RECORDED INFORMATION:

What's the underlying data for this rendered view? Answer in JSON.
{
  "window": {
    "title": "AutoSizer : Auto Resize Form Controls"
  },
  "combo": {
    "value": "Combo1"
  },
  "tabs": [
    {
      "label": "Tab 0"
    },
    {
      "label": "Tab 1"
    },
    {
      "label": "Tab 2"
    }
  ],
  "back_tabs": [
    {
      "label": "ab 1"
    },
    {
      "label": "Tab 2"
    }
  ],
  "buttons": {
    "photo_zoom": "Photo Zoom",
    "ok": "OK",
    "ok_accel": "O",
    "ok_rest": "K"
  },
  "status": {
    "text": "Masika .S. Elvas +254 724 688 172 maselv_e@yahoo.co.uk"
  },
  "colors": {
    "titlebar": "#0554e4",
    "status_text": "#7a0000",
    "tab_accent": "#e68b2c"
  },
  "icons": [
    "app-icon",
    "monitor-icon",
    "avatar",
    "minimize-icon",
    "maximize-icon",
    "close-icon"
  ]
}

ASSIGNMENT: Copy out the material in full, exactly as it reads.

RESULT FOR THIS TASK:
What's the underlying data for this rendered view? Answer in JSON.
{
  "window": {
    "title": "AutoSizer : Auto Resize Form Controls"
  },
  "combo": {
    "value": "Combo1"
  },
  "tabs": [
    {
      "label": "Tab 0"
    },
    {
      "label": "Tab 1"
    },
    {
      "label": "Tab 2"
    }
  ],
  "back_tabs": [
    {
      "label": "ab 1"
    },
    {
      "label": "Tab 2"
    }
  ],
  "buttons": {
    "photo_zoom": "Photo Zoom",
    "ok": "OK",
    "ok_accel": "O",
    "ok_rest": "K"
  },
  "status": {
    "text": "Masika .S. Elvas +254 724 688 172 maselv_e@yahoo.co.uk"
  },
  "colors": {
    "titlebar": "#0554e4",
    "status_text": "#7a0000",
    "tab_accent": "#e68b2c"
  },
  "icons": [
    "app-icon",
    "monitor-icon",
    "avatar",
    "minimize-icon",
    "maximize-icon",
    "close-icon"
  ]
}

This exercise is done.